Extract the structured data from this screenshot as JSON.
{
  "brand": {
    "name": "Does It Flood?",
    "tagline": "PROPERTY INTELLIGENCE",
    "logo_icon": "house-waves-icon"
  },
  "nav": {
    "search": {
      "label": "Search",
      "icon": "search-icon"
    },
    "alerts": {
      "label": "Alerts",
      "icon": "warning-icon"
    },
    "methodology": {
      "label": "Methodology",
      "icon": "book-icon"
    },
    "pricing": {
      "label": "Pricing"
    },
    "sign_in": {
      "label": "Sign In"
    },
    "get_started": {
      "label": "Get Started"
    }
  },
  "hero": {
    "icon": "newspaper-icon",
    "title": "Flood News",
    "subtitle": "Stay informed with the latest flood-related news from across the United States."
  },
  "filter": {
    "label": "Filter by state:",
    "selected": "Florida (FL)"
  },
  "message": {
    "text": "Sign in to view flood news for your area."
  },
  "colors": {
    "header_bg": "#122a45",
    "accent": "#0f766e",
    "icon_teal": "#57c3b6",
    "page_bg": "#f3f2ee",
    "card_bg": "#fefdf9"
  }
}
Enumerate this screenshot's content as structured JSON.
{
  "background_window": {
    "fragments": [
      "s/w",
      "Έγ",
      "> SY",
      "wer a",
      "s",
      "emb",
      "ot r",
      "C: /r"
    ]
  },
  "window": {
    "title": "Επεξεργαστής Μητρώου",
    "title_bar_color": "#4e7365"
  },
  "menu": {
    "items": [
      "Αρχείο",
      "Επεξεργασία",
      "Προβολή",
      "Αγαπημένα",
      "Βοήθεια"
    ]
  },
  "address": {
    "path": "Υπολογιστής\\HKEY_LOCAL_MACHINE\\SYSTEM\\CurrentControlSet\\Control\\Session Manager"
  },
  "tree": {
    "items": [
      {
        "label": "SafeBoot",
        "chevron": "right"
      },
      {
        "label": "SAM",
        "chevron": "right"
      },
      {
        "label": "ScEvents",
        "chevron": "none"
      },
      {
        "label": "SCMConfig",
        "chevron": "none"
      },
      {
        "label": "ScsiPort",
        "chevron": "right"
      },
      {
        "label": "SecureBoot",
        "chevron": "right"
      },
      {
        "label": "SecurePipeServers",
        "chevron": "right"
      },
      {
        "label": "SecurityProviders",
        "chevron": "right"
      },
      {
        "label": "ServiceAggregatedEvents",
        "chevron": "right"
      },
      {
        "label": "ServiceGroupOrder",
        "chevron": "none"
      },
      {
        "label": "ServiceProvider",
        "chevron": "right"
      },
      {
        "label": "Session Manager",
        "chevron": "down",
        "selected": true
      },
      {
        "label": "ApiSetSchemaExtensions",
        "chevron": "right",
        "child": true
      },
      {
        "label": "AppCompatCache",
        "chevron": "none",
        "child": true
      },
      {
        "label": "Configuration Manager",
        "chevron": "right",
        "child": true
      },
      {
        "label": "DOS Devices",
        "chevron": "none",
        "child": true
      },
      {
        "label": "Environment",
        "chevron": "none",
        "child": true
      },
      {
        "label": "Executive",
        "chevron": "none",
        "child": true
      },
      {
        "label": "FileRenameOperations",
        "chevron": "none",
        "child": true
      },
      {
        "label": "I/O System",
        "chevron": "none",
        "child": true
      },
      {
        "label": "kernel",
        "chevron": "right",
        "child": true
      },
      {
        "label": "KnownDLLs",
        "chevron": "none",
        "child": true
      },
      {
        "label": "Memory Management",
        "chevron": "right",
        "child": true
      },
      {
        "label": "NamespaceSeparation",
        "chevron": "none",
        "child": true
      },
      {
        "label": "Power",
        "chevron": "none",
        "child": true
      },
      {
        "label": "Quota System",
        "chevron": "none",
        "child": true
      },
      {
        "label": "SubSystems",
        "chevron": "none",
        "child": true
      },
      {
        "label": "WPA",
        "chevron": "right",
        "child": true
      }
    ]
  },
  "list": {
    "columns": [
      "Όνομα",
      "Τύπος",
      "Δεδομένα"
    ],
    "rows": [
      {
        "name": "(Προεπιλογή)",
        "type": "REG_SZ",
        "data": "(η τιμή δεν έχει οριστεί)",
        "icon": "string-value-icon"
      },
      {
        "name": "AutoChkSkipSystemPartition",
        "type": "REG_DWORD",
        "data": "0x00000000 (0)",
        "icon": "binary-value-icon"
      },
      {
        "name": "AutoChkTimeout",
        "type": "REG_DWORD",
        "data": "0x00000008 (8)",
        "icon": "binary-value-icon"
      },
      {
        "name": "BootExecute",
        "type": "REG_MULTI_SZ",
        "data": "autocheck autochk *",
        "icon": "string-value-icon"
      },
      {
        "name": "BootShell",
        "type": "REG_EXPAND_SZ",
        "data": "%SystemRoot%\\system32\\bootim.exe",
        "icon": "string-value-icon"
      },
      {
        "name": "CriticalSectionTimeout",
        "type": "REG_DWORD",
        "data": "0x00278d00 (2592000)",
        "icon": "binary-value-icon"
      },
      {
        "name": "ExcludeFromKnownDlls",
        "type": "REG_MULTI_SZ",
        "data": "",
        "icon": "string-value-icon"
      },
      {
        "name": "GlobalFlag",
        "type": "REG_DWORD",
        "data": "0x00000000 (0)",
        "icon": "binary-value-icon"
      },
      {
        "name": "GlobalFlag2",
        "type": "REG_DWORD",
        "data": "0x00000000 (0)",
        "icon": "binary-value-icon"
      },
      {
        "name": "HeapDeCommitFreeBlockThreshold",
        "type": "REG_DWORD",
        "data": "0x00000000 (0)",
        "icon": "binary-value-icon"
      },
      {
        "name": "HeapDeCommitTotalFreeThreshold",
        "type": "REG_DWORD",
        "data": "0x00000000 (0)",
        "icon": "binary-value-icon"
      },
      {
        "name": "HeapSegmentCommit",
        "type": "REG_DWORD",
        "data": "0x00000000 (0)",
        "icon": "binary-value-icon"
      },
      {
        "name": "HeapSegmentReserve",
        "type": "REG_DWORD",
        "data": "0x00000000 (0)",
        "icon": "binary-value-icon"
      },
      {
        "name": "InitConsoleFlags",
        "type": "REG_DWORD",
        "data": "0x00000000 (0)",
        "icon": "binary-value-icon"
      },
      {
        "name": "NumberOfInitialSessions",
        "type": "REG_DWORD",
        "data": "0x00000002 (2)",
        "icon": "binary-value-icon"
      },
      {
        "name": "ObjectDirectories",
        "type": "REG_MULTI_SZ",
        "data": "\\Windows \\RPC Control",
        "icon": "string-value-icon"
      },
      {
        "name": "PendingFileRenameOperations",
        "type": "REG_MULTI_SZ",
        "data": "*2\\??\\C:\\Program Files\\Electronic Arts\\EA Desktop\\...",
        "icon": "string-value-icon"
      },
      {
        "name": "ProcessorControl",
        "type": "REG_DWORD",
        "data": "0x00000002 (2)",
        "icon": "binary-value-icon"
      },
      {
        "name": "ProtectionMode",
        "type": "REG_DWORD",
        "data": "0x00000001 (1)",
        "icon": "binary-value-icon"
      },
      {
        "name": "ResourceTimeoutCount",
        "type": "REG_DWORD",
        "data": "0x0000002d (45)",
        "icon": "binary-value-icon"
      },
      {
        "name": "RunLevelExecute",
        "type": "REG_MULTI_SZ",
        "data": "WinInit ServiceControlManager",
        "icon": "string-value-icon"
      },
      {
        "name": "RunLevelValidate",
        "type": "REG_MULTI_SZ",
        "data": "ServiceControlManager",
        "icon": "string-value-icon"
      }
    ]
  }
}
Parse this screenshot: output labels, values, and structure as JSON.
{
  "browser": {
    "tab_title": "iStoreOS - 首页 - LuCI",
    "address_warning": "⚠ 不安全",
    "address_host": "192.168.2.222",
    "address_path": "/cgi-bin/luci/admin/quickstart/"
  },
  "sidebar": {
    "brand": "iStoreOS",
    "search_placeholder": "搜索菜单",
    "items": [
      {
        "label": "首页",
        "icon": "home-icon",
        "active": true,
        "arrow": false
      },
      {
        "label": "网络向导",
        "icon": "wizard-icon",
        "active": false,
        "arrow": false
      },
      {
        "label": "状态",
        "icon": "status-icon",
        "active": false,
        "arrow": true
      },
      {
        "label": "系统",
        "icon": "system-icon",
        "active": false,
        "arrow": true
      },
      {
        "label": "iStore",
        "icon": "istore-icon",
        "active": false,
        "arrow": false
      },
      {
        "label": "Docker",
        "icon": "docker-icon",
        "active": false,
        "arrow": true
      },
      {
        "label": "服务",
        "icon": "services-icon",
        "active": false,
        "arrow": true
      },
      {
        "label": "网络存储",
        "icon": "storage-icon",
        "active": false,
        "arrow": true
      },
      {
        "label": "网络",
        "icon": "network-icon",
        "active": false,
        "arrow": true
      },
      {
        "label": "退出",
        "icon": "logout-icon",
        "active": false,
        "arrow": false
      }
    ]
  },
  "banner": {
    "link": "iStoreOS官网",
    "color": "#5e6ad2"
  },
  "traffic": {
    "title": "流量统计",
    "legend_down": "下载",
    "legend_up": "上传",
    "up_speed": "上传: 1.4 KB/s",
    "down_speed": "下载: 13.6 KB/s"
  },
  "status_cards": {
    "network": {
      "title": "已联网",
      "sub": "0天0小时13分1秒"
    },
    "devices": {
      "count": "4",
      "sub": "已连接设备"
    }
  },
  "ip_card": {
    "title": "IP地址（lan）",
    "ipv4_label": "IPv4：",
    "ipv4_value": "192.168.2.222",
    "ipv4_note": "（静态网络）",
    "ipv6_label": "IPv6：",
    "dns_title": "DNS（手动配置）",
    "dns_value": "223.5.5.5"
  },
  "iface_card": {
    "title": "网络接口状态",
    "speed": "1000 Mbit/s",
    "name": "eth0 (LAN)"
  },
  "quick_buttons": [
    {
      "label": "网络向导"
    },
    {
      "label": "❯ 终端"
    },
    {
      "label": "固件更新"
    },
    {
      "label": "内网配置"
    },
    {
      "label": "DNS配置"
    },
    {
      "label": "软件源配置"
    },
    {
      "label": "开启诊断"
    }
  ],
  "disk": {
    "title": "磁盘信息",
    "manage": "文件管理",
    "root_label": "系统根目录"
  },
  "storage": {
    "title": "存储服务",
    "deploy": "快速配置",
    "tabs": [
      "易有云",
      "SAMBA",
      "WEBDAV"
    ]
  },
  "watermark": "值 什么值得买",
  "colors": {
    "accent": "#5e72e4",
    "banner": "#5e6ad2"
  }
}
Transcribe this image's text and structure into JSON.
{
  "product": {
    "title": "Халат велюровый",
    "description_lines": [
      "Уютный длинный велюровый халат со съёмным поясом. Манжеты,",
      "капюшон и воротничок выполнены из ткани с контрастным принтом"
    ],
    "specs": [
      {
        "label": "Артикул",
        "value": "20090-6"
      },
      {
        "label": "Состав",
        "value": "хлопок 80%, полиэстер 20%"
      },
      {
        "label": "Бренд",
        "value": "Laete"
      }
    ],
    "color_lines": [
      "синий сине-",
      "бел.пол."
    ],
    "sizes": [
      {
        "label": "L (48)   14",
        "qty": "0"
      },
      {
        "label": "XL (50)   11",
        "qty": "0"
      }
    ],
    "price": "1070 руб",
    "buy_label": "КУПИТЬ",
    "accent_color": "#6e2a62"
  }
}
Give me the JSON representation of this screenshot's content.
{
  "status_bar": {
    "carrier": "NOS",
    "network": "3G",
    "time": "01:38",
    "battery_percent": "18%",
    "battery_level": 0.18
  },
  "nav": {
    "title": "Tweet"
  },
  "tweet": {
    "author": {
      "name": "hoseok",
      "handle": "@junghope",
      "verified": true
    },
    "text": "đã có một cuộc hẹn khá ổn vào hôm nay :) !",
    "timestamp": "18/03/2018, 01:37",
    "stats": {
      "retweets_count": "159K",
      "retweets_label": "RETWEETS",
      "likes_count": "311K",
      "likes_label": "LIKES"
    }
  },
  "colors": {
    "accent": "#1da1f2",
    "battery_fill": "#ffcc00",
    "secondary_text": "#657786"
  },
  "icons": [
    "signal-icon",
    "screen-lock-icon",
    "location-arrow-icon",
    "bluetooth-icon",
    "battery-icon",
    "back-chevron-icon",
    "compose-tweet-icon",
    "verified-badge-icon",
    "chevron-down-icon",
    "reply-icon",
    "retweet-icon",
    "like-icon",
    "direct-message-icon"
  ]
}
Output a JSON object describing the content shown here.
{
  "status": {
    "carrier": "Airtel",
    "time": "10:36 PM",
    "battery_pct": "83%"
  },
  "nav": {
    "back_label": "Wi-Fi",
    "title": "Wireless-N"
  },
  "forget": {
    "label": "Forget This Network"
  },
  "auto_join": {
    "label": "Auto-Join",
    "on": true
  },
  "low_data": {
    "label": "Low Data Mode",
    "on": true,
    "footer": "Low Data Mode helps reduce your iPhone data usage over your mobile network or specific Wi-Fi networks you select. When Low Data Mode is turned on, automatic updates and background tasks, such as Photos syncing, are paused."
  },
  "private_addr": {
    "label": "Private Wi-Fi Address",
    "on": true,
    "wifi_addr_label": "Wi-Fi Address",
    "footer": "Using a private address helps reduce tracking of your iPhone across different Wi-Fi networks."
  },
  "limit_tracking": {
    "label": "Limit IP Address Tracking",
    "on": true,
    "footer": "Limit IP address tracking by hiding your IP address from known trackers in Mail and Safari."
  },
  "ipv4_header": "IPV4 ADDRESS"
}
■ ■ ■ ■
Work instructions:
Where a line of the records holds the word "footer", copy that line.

Response to the exercise:
    "footer": "Low Data Mode helps reduce your iPhone data usage over your mobile network or specific Wi-Fi networks you select. When Low Data Mode is turned on, automatic updates and background tasks, such as Photos syncing, are paused."
    "footer": "Using a private address helps reduce tracking of your iPhone across different Wi-Fi networks."
    "footer": "Limit IP address tracking by hiding your IP address from known trackers in Mail and Safari."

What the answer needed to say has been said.